But in the days when the maternal grandparents of Alexander Hamilton looked down a trifle upon those who dwelt on other isles, Nevis recked of future insignificance as little as a beauty dreams of age. In the previous century England, after the mortification of the Royalists by Cromwell, had sent to Nevis Hamiltons, Herberts, Russells, and many another refugee from her historic houses. With what money they took with them they founded the great estates of the eighteenth century, and their sons sent their own children to Europe to become accomplished men and women. Government House was a miniature court, as gay and splendid as its offices were busy with the commerce of the world. The Governor and his lady drove about the Island in a carriage of state, with outriders and postilions in livery. When the Captain-General came he outshone his proud second by the gorgeousness of his uniform only, and both dignitaries were little more imposing than the planters themselves. It is true that the men, despite their fine clothes and powdered perukes, preferred a horse's back to the motion of a lumbering coach, but during the winter season their wives and daughters, in the shining stuffs, the pointed bodices, the elaborate head-dress of Europe, visited Government House and their neighbours with all the formality of London or Bath. After the first of March the planters wore white linen; the turbaned black women were busy among the stones of the rivers with voluminous wardrobes of cambric and lawn.
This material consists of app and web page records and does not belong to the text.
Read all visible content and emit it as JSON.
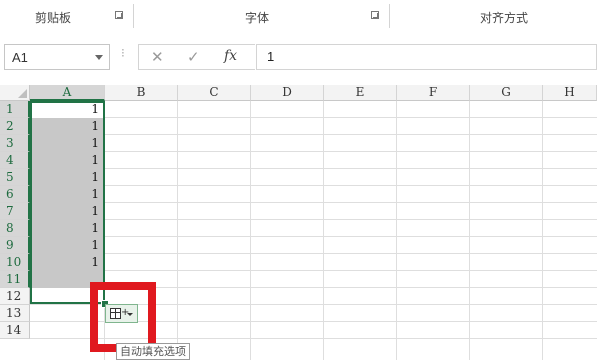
{
  "ribbon": {
    "groups": [
      {
        "label": "剪贴板"
      },
      {
        "label": "字体"
      },
      {
        "label": "对齐方式"
      }
    ]
  },
  "formula_bar": {
    "name_box": "A1",
    "cancel_icon": "close-icon",
    "enter_icon": "check-icon",
    "function_icon": "fx",
    "content": "1"
  },
  "grid": {
    "columns": [
      "A",
      "B",
      "C",
      "D",
      "E",
      "F",
      "G",
      "H"
    ],
    "rows": [
      "1",
      "2",
      "3",
      "4",
      "5",
      "6",
      "7",
      "8",
      "9",
      "10",
      "11",
      "12",
      "13",
      "14"
    ],
    "column_a_values": [
      "1",
      "1",
      "1",
      "1",
      "1",
      "1",
      "1",
      "1",
      "1",
      "1"
    ],
    "active_column": "A",
    "selected_rows": "1-11"
  },
  "autofill": {
    "tooltip": "自动填充选项"
  },
  "colors": {
    "selection_border": "#217346",
    "highlight_red": "#e0191f"
  }
}
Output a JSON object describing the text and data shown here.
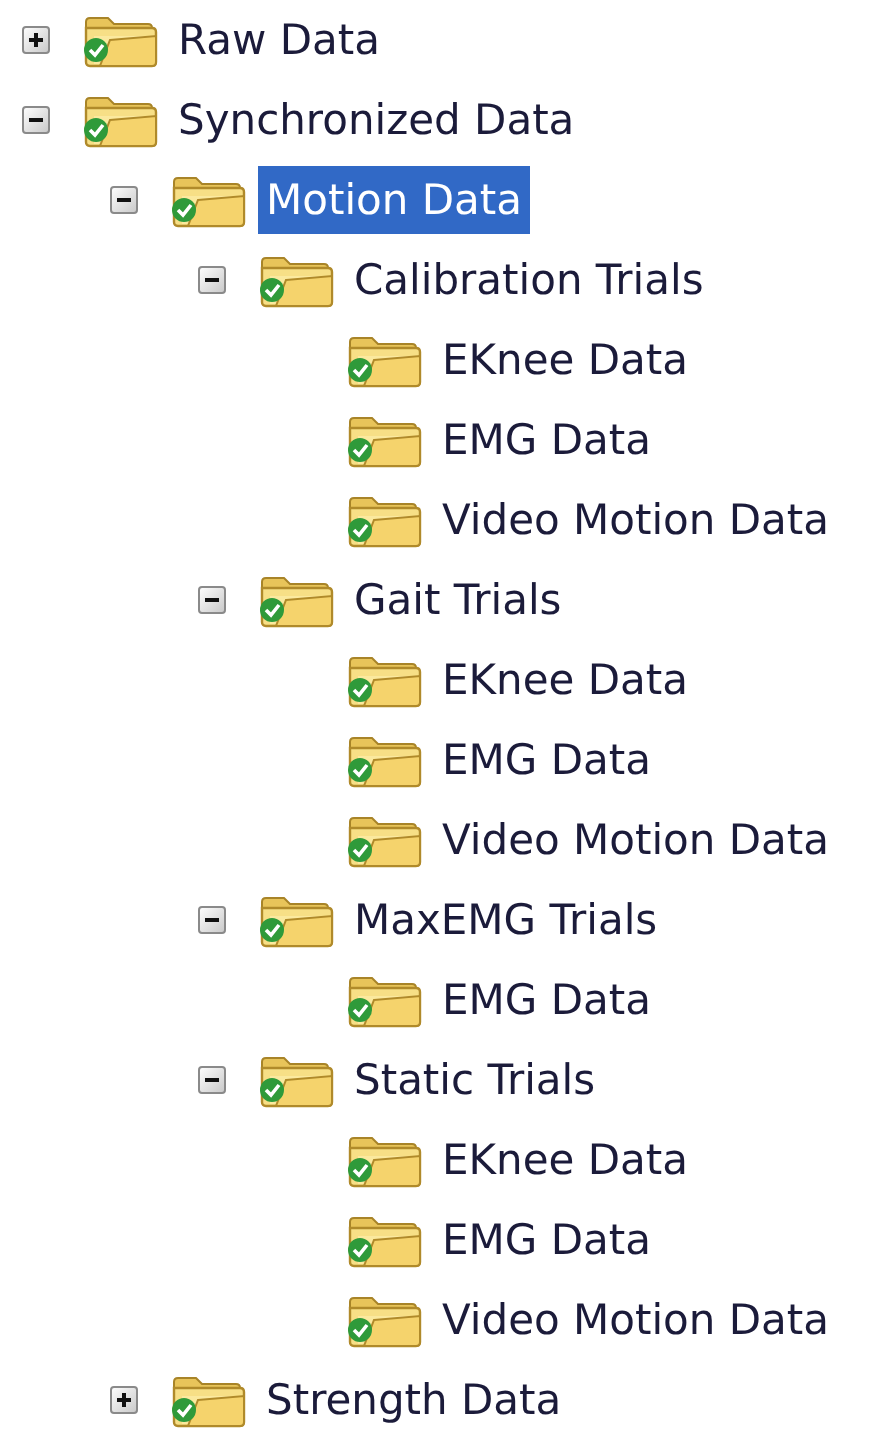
{
  "tree": [
    {
      "label": "Raw Data",
      "expanded": false,
      "selected": false
    },
    {
      "label": "Synchronized Data",
      "expanded": true,
      "selected": false,
      "children": [
        {
          "label": "Motion Data",
          "expanded": true,
          "selected": true,
          "children": [
            {
              "label": "Calibration Trials",
              "expanded": true,
              "selected": false,
              "children": [
                {
                  "label": "EKnee Data",
                  "selected": false
                },
                {
                  "label": "EMG Data",
                  "selected": false
                },
                {
                  "label": "Video Motion Data",
                  "selected": false
                }
              ]
            },
            {
              "label": "Gait Trials",
              "expanded": true,
              "selected": false,
              "children": [
                {
                  "label": "EKnee Data",
                  "selected": false
                },
                {
                  "label": "EMG Data",
                  "selected": false
                },
                {
                  "label": "Video Motion Data",
                  "selected": false
                }
              ]
            },
            {
              "label": "MaxEMG Trials",
              "expanded": true,
              "selected": false,
              "children": [
                {
                  "label": "EMG Data",
                  "selected": false
                }
              ]
            },
            {
              "label": "Static Trials",
              "expanded": true,
              "selected": false,
              "children": [
                {
                  "label": "EKnee Data",
                  "selected": false
                },
                {
                  "label": "EMG Data",
                  "selected": false
                },
                {
                  "label": "Video Motion Data",
                  "selected": false
                }
              ]
            }
          ]
        },
        {
          "label": "Strength Data",
          "expanded": false,
          "selected": false
        }
      ]
    }
  ]
}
Several estates belonged to certain offshoots of the ducal house of Hamilton, and in the second decade of the eighteenth century Walter Hamilton was Captain-General of the English Leeward Caribbees and "Ordinary of the Same." After him came Archibald Hamilton, who was, perhaps, of all the Hamiltons the most royal in his hospitality. Moreover, he was a person of energy and ambition, for it is on record that he paid a visit to Boston, fleeing from the great drought which visited Nevis in 1737. Then there were William Leslie Hamilton, who practised at the bar in London for several years, but returned to hold official position on Nevis, and his brother Andrew, both sons of Dr. William Hamilton, who spent the greater part of his life on St. Christopher. There were also Hugh Hamilton, Charles, Gustavus, and William Vaughn Hamilton, all planters, most of them Members of Council or of the Assembly.

And even in those remote and isolated days, Hamiltons and Washingtons were associated. The most popular name in our annals appears frequently in the Common Records of Nevis, and there is no doubt that when our first President's American ancestor fled before Cromwell to Virginia, a brother took ship for the English Caribbees.
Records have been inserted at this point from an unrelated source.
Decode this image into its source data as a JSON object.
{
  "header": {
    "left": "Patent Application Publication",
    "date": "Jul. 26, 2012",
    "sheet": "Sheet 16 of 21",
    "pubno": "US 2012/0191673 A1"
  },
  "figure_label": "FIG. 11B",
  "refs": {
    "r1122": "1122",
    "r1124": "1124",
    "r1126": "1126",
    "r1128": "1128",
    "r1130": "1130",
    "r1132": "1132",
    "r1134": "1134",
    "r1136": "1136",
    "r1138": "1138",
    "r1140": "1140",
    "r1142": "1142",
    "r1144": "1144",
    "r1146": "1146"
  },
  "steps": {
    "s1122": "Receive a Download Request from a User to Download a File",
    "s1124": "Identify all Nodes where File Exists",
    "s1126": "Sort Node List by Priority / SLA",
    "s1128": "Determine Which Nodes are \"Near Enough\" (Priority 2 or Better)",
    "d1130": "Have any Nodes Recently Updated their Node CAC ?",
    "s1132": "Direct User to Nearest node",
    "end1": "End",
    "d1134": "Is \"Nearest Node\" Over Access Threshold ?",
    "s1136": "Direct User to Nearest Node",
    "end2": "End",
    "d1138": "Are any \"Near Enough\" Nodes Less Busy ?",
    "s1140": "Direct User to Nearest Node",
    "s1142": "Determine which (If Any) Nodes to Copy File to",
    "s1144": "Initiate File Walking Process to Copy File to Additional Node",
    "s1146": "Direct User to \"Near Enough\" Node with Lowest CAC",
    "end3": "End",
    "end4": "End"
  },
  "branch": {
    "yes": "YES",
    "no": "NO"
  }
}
From a distance Nevis looks like a solitary peak in mid-ocean, her base sweeping out on either side. But behind the great central cone--rising three thousand two hundred feet--are five or six lesser peaks, between which are dense tropical gorges and mountain streams. In the old days, where the slopes were not vivid with the light green of the cane-field, there were the cool and sombre groves of the cocoanut tree, mango, orange, and guava.

Even when Nevis is wholly visible there is always a white cloud above her head. As night falls it becomes evident that this soft aggravation of her beauty is but a night robe hung on high. It is at about seven in the evening that she begins to draw down her garment of mist, but she is long in perfecting that nocturnal toilette. Lonely and neglected, she still is a beauty, exacting and fastidious. The cloud is tortured into many shapes before it meets her taste. She snatches it off, redisposes it, dons and takes it off again, wraps it about her with yet more enchanting folds, until by nine o'clock it sweeps the sea; and Nevis, the proudest island of the Caribbees, has secluded herself from those cynical old neighbours who no longer bend the knee.